Asian insurers look to Europe for portfolio guidance
For instance, Korean insurers have asked DWS to benchmark what German insurers’ experiences have been in the preparation phase for Solvency II, Gans said.
Andries Hoekema, London-based global head of insurance at HSBC Global Asset Management, made similar points following a visit to China, Hong Kong, Japan and Singapore in July.
Insurers in some Asia countries have been looking at what European insurers have done to their portfolios as a result of Solvency II “on what they need to get prepared for”, Hoekema noted.
That includes the likes of UK-based Aviva and US insurer AIG’s European business, where Solvency II has certainly had a big impact on the investment portfolios.
The European Union's Solvency II Directive came into effect at the start of 2016 and some Asian regulators have followed suit by introducing their own rules – in some cases rather similar requirements (as in Hong Kong and Singapore).
South Korea is also due to bring in its own Solvency II-like requirements in 2021.

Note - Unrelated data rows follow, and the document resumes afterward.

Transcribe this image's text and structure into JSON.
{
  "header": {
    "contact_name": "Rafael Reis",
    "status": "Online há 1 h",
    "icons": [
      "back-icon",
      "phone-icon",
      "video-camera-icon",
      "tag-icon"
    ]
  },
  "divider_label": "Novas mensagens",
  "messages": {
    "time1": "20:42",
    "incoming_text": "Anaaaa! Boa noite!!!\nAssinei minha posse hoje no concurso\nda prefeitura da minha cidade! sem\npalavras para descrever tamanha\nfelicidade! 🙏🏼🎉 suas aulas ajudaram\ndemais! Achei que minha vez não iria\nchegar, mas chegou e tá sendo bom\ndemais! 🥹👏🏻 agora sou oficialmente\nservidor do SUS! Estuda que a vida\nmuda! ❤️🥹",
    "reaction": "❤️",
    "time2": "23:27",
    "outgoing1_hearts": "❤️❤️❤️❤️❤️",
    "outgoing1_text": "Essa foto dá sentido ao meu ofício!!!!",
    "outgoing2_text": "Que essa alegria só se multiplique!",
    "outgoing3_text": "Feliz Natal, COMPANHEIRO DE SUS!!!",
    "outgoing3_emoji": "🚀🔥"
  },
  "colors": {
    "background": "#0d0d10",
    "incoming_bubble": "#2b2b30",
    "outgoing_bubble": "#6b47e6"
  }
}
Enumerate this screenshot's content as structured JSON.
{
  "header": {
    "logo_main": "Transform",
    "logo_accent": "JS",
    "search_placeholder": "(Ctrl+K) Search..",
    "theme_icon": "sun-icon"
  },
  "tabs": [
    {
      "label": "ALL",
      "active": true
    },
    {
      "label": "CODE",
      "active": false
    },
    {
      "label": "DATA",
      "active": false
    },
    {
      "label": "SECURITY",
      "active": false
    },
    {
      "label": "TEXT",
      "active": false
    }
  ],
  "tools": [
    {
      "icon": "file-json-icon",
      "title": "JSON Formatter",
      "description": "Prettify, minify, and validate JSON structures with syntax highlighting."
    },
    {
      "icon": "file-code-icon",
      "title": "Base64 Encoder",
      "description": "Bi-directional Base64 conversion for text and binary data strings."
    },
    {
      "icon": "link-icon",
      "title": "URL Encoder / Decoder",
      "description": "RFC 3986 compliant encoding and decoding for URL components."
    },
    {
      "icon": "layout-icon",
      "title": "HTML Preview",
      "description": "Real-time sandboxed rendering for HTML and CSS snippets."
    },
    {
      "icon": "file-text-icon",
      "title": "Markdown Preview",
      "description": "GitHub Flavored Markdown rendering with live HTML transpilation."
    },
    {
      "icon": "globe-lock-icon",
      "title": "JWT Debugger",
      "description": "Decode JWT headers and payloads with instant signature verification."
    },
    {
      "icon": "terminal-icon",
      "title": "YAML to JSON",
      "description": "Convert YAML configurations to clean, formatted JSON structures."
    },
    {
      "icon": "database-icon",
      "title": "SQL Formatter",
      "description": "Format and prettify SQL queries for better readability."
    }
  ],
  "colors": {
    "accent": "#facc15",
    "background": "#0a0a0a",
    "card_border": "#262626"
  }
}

Such RBC regulations specify different levels of capital that insurance firms must hold against different types of assets on their balance sheets, which has an impact on the returns those investments provide. Riskier assets, such as equities and notably private equity, attract higher risk capital charges.
"Different Asian jurisidictions have different solvency capital rules but in general they are all moving towards a framework that is more sensitive to risk," said Alan Yip, Asia head of insurance strategy at JP Morgan Asset Management, based in Hong Kong.
A key issue in Asia, however, is that long-term bonds (those with maturities of 10 years or more) are far scarcer than in Europe.
Hence European insurers have been able to build up much longer levels of portfolio duration in the past year than, for instance, their Korean peers, DWS’s Gans said. “This is very important, because closing the duration gap between assets and liabilities helps reduce capital charges – and will thus free up risk budget to invest in other things.”
As a result, Korean insurers have been seeking guidance on how best they can close that gap, he said.
One thing European insurers have done in response to Solvency II is to reduce their already-small equity allocations and allocate more funds to alternative credit and direct lending, Hoekema noted.
“The effect of Solvency II [in Europe] has been clear: significant disinvestment from active equities," he said.
European insurers tend to have equity allocations of around 5% but in Asia that figure is more like 15% to 20%, and Hoekema expects it to remain higher.
“The dynamics of the market [in Asia] in terms of products that get sold likely means that they will continue to have much higher equity allocations than we see in Europe. And they may just eat the additional capital and compete on that basis.”
But increasingly Asian insurers may have to consider reducing their equity exposure and adding alternative credit for certain products “so that they can sell attractive returns on that basis”.
A full feature on how Asian insurers are allocating these days appears in the latest (August/September) issue of AsianInvestor magazine.